Records supplied

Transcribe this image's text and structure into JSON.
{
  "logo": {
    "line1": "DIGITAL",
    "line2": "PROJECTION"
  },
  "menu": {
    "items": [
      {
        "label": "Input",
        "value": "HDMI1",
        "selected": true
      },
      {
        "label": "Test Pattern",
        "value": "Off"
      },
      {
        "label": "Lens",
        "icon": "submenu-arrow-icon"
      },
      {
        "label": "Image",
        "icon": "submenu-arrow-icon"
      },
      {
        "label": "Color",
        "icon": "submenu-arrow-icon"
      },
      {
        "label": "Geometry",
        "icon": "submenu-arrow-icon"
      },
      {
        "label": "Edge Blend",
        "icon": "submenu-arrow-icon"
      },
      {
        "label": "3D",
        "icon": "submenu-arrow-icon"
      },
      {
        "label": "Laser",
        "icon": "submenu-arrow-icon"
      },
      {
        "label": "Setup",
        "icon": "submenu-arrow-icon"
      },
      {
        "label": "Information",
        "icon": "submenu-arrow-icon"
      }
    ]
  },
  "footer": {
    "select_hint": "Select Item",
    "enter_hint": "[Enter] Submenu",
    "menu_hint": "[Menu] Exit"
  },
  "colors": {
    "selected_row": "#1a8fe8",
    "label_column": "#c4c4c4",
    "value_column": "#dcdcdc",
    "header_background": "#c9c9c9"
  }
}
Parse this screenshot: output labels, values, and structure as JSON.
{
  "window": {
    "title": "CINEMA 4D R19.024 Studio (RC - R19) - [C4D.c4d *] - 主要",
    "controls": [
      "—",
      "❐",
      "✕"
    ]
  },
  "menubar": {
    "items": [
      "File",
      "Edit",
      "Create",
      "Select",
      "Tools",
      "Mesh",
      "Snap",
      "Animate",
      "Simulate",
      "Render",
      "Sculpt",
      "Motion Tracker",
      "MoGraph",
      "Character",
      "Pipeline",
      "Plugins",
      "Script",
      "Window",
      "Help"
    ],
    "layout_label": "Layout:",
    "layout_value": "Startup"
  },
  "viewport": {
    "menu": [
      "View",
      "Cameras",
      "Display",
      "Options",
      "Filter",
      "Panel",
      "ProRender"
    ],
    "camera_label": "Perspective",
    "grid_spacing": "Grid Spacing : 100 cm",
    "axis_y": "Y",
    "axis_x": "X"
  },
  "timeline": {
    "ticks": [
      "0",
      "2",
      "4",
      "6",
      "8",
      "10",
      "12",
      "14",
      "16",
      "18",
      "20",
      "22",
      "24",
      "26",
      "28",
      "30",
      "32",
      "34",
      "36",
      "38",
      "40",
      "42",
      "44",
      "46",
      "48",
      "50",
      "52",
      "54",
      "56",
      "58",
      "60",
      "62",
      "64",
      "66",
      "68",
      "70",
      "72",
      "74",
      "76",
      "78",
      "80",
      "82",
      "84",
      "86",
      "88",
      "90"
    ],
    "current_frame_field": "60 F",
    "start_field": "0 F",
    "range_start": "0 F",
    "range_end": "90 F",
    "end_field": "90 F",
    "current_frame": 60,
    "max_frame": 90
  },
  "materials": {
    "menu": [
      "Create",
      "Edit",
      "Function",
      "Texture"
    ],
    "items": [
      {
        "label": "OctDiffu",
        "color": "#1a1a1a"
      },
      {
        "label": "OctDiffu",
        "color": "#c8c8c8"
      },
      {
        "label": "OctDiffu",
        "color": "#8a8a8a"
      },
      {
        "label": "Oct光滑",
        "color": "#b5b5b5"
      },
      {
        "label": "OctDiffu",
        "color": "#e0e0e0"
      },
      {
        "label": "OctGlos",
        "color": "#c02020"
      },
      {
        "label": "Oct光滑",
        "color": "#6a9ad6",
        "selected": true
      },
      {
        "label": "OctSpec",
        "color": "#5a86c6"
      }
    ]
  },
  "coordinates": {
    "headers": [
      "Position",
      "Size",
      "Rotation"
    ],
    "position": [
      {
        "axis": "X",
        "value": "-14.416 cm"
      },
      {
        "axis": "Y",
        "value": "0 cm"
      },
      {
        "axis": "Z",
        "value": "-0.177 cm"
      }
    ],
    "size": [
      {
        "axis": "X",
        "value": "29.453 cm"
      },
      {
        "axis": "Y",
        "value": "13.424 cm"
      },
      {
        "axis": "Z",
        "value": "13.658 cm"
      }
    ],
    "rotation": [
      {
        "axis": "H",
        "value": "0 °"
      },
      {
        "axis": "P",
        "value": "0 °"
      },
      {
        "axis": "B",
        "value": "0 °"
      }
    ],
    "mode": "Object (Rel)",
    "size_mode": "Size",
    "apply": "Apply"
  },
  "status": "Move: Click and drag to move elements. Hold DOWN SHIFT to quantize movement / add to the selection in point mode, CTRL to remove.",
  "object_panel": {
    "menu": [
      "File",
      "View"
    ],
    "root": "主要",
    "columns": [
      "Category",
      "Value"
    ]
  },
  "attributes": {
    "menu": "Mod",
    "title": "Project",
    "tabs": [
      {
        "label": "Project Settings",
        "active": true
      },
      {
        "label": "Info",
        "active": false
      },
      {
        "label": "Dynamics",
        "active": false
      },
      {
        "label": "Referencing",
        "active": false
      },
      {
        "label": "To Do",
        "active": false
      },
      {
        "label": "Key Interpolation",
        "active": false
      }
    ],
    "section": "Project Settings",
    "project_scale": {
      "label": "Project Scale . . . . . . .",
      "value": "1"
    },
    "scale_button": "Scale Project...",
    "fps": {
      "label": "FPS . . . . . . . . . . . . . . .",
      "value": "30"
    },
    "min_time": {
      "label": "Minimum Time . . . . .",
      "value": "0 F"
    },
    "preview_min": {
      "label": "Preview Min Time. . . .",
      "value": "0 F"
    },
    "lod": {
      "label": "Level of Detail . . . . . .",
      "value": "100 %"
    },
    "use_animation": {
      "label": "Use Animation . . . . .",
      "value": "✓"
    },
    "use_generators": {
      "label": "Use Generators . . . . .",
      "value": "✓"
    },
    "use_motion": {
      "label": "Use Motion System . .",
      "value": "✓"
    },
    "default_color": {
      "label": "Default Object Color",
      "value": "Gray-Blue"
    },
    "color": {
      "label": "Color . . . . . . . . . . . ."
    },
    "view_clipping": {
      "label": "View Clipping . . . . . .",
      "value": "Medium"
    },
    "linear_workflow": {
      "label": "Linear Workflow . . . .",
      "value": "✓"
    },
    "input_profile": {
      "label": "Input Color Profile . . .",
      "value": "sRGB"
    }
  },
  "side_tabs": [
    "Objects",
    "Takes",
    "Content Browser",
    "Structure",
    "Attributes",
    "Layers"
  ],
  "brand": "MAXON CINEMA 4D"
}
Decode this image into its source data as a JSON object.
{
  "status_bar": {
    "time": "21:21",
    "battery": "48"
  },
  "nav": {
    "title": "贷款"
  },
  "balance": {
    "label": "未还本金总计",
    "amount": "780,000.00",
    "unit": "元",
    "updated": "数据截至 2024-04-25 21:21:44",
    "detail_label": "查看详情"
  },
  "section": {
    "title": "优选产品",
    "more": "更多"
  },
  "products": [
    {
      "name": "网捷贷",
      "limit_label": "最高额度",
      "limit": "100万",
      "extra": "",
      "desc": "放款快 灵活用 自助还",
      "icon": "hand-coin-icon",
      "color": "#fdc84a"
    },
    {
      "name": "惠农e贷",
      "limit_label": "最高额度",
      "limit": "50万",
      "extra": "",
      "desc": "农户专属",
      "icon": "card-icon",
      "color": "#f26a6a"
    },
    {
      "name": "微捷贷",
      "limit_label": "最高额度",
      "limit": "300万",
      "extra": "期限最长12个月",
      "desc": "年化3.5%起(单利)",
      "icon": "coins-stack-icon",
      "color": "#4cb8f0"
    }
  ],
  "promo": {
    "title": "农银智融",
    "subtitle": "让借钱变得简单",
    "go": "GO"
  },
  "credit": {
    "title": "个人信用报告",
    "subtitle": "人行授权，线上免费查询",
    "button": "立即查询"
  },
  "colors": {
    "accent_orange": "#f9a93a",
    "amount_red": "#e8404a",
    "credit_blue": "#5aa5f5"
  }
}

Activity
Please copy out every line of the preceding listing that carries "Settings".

Solved problem
        "label": "Project Settings",
    "section": "Project Settings",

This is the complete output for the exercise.